■ Task: Copy each line of the data that has "Phil" in it.

■ Data extracts:
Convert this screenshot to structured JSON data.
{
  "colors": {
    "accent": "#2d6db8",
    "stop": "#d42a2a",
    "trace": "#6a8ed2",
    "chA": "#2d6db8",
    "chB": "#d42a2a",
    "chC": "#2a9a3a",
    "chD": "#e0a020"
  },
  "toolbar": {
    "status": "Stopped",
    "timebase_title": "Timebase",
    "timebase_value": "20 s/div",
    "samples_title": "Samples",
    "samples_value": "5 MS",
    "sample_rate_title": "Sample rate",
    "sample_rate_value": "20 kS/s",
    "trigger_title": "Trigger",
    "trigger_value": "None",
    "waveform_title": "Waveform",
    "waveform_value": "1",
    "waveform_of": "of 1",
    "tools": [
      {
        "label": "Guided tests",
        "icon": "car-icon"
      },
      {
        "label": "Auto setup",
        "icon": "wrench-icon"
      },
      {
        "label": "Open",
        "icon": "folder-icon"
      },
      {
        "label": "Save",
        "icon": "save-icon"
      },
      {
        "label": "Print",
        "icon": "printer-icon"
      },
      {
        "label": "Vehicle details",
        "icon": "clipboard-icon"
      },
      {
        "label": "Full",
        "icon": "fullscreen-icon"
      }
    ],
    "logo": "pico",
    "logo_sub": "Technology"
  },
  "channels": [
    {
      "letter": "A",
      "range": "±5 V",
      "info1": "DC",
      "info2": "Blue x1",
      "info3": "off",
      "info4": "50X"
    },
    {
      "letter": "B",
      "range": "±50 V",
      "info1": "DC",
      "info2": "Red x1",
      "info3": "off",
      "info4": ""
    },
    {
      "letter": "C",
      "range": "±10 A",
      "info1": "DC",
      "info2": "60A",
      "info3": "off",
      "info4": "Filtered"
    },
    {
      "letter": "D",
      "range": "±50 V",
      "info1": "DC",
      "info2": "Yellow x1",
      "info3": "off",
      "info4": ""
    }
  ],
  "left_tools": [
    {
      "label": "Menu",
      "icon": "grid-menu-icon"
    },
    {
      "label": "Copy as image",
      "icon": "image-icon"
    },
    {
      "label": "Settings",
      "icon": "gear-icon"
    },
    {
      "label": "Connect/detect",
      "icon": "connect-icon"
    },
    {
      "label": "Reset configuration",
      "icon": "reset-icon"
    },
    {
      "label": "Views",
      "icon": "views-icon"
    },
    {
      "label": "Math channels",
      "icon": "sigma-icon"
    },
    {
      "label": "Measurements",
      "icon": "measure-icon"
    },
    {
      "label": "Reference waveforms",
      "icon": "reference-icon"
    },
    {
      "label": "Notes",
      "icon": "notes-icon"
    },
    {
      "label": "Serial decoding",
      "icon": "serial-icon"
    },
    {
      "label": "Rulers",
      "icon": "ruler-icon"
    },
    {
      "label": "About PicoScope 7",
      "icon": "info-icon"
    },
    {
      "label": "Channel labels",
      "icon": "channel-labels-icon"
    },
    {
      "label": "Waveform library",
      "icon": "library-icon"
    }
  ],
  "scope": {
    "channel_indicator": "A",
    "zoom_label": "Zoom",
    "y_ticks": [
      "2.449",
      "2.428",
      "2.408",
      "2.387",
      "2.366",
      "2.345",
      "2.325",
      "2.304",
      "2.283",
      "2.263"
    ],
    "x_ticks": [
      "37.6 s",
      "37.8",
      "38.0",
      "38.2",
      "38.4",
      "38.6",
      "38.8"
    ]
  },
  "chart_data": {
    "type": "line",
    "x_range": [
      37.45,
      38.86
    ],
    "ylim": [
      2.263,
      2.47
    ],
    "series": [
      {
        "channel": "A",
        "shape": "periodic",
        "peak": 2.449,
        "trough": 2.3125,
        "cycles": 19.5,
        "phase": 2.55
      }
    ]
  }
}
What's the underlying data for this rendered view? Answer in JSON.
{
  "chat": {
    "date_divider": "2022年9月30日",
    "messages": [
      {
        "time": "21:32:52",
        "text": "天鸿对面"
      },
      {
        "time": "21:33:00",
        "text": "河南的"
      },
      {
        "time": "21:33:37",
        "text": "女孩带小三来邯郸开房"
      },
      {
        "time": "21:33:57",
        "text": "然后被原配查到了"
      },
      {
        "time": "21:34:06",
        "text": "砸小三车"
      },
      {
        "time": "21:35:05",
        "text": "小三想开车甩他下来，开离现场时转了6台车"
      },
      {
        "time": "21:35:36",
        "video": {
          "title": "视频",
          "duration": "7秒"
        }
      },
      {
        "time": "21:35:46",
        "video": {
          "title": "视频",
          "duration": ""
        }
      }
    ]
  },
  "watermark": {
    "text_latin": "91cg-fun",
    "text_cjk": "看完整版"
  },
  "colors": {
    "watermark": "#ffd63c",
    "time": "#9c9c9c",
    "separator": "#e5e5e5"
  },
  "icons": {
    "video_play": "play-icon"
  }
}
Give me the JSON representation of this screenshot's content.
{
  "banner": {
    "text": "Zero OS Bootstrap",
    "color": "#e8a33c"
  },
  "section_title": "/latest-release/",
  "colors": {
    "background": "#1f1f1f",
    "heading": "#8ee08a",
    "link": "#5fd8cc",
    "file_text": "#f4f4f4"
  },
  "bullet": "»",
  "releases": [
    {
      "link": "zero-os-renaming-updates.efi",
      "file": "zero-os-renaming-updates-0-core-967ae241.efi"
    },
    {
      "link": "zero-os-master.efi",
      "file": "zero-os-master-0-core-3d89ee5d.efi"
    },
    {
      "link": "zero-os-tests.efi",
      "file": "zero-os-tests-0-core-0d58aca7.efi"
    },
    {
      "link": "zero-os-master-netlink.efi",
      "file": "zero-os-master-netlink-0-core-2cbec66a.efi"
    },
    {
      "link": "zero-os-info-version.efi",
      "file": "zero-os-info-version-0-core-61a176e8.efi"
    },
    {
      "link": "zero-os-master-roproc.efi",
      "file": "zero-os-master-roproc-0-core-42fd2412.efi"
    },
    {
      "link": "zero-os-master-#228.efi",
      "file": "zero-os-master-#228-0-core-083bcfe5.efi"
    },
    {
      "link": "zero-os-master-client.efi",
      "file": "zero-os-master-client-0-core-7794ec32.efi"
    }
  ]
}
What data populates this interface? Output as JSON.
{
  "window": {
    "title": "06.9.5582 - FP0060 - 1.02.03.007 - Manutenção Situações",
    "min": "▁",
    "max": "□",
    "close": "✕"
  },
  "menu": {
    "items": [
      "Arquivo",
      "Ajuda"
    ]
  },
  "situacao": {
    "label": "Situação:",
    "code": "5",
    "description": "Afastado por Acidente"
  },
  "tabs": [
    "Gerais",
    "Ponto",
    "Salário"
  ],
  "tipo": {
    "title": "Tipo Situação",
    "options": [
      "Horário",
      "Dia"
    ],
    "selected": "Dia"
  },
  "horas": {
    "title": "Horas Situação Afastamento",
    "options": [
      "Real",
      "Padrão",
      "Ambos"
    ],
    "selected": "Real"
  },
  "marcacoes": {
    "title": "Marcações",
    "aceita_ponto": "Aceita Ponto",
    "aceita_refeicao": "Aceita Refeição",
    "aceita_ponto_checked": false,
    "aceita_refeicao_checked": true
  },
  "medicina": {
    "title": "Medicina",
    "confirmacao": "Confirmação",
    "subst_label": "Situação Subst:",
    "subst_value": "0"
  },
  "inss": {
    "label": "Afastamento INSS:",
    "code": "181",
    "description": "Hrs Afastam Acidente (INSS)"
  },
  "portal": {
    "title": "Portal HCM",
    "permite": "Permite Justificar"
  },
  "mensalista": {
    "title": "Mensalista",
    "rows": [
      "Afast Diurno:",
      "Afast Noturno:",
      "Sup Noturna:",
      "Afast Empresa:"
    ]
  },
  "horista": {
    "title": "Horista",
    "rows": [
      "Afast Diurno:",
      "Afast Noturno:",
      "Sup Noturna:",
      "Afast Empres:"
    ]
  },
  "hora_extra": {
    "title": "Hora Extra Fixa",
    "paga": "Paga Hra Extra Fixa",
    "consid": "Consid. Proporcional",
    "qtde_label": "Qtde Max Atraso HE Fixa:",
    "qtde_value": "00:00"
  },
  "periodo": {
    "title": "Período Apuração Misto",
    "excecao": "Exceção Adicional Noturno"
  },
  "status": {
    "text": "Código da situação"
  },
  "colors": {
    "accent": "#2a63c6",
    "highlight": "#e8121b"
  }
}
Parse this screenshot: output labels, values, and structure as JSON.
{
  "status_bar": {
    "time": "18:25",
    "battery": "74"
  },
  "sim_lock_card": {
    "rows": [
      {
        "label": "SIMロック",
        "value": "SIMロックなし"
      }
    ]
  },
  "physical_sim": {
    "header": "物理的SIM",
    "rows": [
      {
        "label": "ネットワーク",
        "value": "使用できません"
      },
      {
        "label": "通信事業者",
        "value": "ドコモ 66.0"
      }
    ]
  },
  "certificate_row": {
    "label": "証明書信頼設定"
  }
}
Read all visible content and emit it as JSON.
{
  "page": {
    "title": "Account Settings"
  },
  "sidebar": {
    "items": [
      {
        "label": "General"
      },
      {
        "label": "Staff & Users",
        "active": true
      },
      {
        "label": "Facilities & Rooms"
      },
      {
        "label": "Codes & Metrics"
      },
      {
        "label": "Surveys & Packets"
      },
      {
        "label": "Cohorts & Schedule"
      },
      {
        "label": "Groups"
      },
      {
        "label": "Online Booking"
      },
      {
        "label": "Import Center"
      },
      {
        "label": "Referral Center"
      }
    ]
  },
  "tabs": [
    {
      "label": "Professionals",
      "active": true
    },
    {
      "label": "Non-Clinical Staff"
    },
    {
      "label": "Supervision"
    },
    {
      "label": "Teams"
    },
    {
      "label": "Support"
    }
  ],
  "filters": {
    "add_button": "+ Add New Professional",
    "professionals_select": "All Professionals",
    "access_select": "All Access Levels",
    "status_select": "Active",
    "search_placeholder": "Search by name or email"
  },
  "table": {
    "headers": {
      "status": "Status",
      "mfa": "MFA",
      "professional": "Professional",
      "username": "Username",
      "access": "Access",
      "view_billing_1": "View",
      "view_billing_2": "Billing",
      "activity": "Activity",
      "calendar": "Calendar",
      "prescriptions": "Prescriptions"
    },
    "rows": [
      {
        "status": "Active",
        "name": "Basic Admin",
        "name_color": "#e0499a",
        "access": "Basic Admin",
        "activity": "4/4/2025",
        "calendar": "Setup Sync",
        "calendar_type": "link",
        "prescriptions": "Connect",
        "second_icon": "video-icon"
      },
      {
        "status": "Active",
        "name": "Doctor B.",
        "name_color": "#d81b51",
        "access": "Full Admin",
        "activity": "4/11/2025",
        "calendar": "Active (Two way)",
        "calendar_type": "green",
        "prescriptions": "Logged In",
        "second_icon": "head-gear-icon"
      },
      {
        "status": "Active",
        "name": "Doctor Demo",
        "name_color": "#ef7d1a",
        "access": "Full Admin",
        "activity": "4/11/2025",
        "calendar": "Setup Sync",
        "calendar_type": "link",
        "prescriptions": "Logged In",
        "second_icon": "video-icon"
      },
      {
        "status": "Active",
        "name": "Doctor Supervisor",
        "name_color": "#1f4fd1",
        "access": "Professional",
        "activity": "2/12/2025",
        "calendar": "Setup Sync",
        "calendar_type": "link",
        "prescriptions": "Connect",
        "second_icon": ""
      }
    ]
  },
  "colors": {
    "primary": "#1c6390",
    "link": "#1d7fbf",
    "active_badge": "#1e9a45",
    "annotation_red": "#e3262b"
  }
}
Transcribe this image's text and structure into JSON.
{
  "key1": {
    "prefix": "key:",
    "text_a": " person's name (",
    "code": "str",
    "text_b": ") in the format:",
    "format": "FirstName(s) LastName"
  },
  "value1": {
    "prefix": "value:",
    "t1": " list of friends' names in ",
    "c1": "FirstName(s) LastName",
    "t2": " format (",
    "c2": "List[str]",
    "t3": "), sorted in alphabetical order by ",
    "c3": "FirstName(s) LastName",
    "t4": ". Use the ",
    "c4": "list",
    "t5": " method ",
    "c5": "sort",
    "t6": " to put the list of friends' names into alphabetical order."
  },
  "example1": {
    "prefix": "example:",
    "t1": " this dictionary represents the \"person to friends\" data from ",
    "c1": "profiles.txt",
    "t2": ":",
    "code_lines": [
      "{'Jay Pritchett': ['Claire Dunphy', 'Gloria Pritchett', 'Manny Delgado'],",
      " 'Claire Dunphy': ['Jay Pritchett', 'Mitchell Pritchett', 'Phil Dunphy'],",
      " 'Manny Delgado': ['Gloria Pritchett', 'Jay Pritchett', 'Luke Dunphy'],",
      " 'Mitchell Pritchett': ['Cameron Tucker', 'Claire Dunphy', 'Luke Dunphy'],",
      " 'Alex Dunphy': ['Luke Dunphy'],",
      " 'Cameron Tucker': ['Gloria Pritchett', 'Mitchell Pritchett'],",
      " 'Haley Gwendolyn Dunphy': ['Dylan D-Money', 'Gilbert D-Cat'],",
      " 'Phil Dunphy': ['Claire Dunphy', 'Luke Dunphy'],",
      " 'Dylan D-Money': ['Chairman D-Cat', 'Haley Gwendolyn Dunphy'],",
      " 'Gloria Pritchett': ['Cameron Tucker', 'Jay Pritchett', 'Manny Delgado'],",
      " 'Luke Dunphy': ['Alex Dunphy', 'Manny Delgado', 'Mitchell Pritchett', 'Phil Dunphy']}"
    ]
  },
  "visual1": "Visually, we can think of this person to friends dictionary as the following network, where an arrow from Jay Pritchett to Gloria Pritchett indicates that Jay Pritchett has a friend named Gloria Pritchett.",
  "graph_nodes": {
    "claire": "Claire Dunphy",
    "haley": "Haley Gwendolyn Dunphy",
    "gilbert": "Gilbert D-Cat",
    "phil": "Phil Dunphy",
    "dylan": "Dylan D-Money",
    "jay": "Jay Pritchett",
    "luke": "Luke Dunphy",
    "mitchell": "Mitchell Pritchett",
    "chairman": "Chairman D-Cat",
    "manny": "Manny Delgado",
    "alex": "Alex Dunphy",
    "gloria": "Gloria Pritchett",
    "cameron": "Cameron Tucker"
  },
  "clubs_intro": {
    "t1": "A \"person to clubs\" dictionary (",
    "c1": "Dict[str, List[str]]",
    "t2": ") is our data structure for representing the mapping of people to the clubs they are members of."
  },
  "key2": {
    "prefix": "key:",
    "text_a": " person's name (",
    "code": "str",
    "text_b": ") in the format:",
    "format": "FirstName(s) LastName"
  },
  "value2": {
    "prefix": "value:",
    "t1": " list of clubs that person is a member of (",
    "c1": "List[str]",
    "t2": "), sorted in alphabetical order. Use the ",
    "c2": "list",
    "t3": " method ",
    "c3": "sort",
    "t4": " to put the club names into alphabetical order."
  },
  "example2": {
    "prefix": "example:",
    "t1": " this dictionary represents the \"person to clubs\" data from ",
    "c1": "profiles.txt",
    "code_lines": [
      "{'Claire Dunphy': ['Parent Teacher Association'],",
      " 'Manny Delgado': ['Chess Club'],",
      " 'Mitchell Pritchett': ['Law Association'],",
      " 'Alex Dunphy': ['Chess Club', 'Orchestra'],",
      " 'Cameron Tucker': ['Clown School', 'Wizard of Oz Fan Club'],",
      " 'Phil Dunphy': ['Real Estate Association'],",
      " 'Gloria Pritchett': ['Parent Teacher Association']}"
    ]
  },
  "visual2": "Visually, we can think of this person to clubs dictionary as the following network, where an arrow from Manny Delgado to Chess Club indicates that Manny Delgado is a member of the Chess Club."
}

■ Output of the exercise:
      " 'Claire Dunphy': ['Jay Pritchett', 'Mitchell Pritchett', 'Phil Dunphy'],",
      " 'Phil Dunphy': ['Claire Dunphy', 'Luke Dunphy'],",
      " 'Luke Dunphy': ['Alex Dunphy', 'Manny Delgado', 'Mitchell Pritchett', 'Phil Dunphy']}"
    "phil": "Phil Dunphy",
      " 'Phil Dunphy': ['Real Estate Association'],",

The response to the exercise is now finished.